A Unidata Python training workshop scheduled for Thursday and Friday March 14-15, 2019 at Valparaiso University was unexpectedly cancelled when 63 mongooses escaped from a nearby animal sanctuary and made their way to the university's Kallay-Christopher Hall. By Wednesday, March 13th, the mob of mongooses had burrowed into the building's basement and made their way to Room 210, where the workshop was to be held.
Local animal control officials called to the scene asked Dr. Kevin Goebbert, a Valparaiso professor of Meteorology, if there was anything unusual about Room 210. Goebbert replied that it was an ordinary room, and that a Python workshop was scheduled to take place there the next day.
“Their eyes lit up when I mentioned Python,” says Goebbert, “and they suggested that the animals were probably driven by hunger and were looking for the snakes.”

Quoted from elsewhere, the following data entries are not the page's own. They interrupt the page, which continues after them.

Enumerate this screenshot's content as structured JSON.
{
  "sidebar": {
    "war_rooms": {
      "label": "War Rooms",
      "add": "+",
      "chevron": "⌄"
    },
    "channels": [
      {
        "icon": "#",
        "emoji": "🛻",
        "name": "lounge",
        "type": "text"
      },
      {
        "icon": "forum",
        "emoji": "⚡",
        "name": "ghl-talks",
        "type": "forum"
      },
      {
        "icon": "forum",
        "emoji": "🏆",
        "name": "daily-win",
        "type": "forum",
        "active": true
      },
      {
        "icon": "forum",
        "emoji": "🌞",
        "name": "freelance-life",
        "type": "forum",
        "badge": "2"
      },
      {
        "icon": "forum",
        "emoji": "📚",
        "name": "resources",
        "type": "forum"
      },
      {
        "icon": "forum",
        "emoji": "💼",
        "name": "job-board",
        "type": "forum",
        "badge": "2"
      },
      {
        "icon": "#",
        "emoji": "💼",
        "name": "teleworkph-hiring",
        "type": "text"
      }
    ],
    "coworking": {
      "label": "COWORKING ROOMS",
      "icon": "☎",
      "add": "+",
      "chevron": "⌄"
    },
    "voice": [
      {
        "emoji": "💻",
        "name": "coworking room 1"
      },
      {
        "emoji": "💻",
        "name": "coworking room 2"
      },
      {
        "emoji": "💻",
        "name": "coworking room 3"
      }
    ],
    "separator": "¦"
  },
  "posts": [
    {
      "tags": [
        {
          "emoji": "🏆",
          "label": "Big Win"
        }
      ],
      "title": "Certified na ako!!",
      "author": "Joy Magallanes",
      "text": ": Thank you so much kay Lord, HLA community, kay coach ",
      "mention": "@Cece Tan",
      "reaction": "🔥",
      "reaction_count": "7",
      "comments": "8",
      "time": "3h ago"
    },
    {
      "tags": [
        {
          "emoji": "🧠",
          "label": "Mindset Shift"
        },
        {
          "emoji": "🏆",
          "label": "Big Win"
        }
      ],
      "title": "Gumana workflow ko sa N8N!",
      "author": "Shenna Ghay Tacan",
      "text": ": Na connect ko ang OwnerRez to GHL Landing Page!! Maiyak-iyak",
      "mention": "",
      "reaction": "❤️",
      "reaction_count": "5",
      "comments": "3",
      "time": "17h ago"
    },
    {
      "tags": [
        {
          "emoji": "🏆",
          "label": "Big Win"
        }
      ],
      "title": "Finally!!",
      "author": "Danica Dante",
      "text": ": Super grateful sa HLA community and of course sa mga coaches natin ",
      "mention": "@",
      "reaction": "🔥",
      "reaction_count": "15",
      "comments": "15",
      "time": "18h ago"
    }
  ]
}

After Goebbert explained that “Python” is also the name of a programming language, and that there were no snakes in the building, those present quickly became aware that the mongooses had left the room. “I'm not sure if they overheard me, or if they just coincidentally figured it out at the same time,” says Goebbert.
Unidata Python developers Ryan May and John Leeman, who were slated to teach the workshop, originally planned to fly out of Denver International Airport on Wednesday, March 13. As the date grew closer, however, forecasters at the National Weather Service began to predict a severe wind and snow event for the eastern plains of Colorado. Fears that the “bomb cyclone” would close the airport led May and Leeman to alter their plans and instead take an Amtrak train leaving Denver Tuesday morning and arriving in Chicago Wednesday around midnight. Only after renting a car and driving the 90 minutes to Valpariso did they learn about the mongoose problem.
“If my cell phone battery hadn't died somewhere in Iowa, at least I would have gotten Kevin (Goebbert)'s message,” says May. “John and I still would have been stuck in Chicago, but at least we wouldn't have had to wake Kevin up in the middle of the night.”
Despite the fact that the mongooses were nowhere to be seen, Valparaiso officials chose to cancel the workshop to avoid putting students in danger. “We didn't want to alarm the locals, so we made up a cover story,” says Goebbert. “Most of the people registered for the workshop were meteorology students, so we figured they'd buy a story about the bomb cyclone keeping Ryan and John from leaving Denver. It did help that the Denver airport was actually closed. I just felt sorry for the Unidata guys having to spend another 42 hours on the train getting home.”
Unidata Director Mohan Ramamurthy found a minor silver lining in the situation. “Of course we are disappointed that we could not hold the workshop,” he says. “But part of Unidata's mission is to reach out to new communities, and at least now we know that the mongoose community is reading the News@Unidata blog, even if their understanding of the technical terms used is somewhat limited.”
Because the mongoose mob is still at large and can move quickly, and because Unidata's Online Python Training is widely known to be based in Boulder, Unidata Program Center (UPC) staff are implementing extra security precautions. “Python is considered one of the better languages from a cybersecurity point of view,” says Unidata Systems Administrator Mike Schmidt. “This mongoose thing, though … I admit it caught us a bit off guard.” UCAR staff who work in the building that houses the UPC have been warned to be on the lookout for small mammals without proper security badges trying to “tailgate” into the building, and Schmidt's team have sprayed mongoose-repellant at both ends of the Unidata Data Hallway for extra protection. Further security measures, including the temporary engagement of several Red-tailed hawks, are expected to be complete by April 1, 2019.